- [REQUIRED ACTION]: Report only how many lines in the listing below contain the string "خریدار".

- [RECORDS SHOWN]:
---*---

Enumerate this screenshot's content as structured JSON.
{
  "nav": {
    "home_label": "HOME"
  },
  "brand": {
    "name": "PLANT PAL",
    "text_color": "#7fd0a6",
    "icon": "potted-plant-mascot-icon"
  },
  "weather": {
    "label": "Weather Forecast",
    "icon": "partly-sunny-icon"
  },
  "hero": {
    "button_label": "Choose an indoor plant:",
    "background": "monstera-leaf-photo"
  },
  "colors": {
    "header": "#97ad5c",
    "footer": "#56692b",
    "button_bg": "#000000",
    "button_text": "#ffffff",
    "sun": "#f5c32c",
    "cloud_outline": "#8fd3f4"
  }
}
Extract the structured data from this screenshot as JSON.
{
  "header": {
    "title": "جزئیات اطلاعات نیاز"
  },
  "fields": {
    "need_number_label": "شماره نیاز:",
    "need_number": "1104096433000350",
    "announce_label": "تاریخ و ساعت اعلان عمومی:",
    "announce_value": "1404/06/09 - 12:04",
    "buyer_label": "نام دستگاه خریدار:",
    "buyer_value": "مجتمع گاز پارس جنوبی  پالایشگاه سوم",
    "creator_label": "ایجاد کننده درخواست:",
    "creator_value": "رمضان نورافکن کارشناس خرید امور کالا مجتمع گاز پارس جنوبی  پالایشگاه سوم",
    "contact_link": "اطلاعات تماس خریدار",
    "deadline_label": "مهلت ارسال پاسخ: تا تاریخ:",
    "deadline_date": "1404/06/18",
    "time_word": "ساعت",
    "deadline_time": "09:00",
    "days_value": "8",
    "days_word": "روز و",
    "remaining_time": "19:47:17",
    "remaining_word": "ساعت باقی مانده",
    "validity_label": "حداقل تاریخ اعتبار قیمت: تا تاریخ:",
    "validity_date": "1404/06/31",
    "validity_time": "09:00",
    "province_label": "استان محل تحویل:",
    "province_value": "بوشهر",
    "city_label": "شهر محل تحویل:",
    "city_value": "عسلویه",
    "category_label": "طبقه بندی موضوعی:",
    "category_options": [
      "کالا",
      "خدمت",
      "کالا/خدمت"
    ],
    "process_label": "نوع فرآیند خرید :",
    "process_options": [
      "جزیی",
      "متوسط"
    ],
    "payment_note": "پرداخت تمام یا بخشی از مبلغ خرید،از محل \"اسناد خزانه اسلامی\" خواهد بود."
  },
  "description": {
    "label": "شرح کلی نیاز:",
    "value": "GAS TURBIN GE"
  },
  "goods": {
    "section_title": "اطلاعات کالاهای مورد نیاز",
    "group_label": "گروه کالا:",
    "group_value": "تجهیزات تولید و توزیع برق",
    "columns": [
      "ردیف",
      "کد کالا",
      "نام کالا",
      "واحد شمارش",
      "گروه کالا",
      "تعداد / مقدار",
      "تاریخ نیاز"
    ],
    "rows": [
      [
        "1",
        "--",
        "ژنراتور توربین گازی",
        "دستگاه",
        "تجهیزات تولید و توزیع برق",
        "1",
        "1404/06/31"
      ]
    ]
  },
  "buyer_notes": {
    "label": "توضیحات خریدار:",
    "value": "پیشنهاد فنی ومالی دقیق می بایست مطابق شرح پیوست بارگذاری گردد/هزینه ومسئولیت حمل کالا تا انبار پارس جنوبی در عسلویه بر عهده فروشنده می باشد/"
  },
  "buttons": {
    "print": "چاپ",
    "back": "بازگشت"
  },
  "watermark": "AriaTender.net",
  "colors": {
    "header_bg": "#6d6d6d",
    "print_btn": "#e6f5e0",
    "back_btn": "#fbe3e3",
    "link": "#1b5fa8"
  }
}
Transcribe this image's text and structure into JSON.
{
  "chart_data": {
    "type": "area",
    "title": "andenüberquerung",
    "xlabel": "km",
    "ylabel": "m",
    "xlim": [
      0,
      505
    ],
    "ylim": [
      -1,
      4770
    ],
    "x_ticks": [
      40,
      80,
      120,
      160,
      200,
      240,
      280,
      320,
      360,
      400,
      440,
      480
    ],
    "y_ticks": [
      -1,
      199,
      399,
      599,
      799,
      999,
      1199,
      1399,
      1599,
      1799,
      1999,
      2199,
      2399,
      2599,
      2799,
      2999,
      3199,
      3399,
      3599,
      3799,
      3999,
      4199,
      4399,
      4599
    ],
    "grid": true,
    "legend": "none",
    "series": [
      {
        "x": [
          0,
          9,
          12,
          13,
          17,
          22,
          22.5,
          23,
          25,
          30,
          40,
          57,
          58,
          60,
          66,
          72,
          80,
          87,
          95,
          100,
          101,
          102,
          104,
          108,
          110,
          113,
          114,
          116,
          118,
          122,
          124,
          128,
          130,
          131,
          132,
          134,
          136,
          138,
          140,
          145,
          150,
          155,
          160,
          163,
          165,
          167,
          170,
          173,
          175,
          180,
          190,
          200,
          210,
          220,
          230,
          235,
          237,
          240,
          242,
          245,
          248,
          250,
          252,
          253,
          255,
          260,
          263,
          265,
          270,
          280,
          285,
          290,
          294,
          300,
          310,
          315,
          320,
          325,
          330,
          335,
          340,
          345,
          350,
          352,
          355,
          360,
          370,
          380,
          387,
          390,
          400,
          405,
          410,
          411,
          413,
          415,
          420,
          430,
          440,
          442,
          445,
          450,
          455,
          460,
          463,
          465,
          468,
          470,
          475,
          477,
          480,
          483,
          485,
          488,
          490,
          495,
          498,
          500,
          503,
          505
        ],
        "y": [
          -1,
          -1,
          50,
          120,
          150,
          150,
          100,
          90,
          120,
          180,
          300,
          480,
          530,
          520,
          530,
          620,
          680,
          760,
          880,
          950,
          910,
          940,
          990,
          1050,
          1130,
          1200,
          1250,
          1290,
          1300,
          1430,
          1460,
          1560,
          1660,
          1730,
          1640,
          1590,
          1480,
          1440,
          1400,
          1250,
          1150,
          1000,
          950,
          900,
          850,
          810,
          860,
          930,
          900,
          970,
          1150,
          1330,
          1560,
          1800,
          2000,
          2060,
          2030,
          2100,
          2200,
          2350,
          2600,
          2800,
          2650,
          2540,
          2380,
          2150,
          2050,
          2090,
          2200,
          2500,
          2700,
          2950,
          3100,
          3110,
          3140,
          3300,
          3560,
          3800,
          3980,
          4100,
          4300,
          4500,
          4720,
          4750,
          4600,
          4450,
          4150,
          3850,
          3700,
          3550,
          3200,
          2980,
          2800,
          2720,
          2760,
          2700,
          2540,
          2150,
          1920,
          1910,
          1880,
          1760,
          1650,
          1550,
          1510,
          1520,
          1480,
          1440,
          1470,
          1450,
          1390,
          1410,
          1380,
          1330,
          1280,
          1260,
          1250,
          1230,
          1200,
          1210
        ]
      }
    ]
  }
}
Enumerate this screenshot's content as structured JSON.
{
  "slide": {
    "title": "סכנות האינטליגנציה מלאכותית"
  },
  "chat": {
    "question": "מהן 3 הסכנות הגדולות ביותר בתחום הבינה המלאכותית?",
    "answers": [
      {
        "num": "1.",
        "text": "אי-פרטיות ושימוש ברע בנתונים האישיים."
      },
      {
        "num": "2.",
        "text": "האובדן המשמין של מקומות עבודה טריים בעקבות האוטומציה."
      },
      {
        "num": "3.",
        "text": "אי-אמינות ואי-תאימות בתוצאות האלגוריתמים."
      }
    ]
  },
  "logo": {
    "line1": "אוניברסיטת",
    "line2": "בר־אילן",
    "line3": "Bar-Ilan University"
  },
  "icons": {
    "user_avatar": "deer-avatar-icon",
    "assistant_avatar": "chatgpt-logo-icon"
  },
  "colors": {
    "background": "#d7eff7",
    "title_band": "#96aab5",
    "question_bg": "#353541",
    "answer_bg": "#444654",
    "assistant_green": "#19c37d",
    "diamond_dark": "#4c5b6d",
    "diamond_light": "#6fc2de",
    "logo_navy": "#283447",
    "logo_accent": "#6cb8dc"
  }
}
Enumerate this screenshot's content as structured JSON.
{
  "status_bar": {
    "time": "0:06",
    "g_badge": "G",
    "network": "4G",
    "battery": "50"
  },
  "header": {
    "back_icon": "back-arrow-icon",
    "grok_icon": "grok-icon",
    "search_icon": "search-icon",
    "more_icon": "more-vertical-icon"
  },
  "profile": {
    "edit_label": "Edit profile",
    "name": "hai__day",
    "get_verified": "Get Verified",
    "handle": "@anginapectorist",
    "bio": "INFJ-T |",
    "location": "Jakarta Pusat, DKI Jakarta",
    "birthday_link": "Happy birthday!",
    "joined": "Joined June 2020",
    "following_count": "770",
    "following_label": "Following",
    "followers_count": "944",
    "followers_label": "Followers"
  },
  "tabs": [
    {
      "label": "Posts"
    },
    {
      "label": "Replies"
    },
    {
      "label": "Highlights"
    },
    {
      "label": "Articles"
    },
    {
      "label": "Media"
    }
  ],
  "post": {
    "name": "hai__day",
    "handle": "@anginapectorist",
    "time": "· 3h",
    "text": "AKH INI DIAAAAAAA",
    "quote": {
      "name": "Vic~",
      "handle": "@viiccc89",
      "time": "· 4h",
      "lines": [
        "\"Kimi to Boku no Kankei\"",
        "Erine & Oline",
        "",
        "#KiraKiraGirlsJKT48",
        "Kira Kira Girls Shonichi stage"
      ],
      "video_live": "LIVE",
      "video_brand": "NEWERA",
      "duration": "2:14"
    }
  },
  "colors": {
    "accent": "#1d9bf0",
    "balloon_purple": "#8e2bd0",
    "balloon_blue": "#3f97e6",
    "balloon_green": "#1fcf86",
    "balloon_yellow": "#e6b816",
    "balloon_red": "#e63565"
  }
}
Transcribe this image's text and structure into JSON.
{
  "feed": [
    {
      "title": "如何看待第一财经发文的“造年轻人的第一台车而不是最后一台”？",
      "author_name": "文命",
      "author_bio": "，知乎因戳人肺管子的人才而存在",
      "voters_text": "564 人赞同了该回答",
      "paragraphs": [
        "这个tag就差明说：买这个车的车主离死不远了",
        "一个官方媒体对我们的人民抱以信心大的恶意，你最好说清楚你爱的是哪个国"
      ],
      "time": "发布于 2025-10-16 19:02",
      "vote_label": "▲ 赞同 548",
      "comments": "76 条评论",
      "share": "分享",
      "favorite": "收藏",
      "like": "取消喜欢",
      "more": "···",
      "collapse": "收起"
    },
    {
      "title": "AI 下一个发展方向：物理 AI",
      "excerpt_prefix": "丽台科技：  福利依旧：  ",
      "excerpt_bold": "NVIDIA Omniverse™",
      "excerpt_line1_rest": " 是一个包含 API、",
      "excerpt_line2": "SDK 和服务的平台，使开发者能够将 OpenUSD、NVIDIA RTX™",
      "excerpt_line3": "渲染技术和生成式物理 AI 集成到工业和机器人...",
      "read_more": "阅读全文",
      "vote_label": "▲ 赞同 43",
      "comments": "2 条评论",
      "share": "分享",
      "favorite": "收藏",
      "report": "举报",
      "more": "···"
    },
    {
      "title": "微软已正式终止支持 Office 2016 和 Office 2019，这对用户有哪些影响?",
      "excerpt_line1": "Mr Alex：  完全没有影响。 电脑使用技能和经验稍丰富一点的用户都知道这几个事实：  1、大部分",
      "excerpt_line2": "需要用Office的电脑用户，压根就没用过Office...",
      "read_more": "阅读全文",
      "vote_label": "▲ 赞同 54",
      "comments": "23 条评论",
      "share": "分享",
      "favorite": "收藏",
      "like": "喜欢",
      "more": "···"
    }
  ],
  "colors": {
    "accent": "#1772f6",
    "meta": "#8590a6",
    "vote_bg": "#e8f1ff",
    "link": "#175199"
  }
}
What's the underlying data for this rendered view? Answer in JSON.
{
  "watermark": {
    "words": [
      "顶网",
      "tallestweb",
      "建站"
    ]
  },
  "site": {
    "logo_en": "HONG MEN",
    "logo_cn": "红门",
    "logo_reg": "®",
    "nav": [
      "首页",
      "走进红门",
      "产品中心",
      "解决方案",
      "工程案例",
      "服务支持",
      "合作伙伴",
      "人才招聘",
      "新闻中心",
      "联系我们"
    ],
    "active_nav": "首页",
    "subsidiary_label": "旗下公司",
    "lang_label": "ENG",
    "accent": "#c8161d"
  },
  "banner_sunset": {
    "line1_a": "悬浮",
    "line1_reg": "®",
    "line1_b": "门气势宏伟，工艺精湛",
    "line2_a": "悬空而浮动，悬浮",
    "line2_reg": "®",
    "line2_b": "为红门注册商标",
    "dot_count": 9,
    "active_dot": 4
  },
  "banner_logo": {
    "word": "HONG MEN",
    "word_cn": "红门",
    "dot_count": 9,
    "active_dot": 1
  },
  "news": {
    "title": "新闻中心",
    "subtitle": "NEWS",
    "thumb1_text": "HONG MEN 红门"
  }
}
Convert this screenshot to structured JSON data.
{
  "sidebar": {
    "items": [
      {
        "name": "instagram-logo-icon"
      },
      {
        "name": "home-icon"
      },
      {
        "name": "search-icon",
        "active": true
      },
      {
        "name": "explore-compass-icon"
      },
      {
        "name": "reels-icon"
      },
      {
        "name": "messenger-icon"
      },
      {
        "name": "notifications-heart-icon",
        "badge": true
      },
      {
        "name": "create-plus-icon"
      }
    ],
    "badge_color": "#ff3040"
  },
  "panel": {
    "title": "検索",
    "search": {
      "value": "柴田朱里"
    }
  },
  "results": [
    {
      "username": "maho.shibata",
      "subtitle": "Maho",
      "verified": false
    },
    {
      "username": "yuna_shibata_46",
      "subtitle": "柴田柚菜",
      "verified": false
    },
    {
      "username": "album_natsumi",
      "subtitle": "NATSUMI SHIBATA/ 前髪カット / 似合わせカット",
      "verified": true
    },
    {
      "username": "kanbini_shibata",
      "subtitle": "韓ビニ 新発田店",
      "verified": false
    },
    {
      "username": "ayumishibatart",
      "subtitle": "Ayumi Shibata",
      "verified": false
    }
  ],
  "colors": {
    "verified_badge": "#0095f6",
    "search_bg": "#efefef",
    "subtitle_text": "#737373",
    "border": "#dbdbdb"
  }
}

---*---

- [ANSWER TO THIS TASK]: 3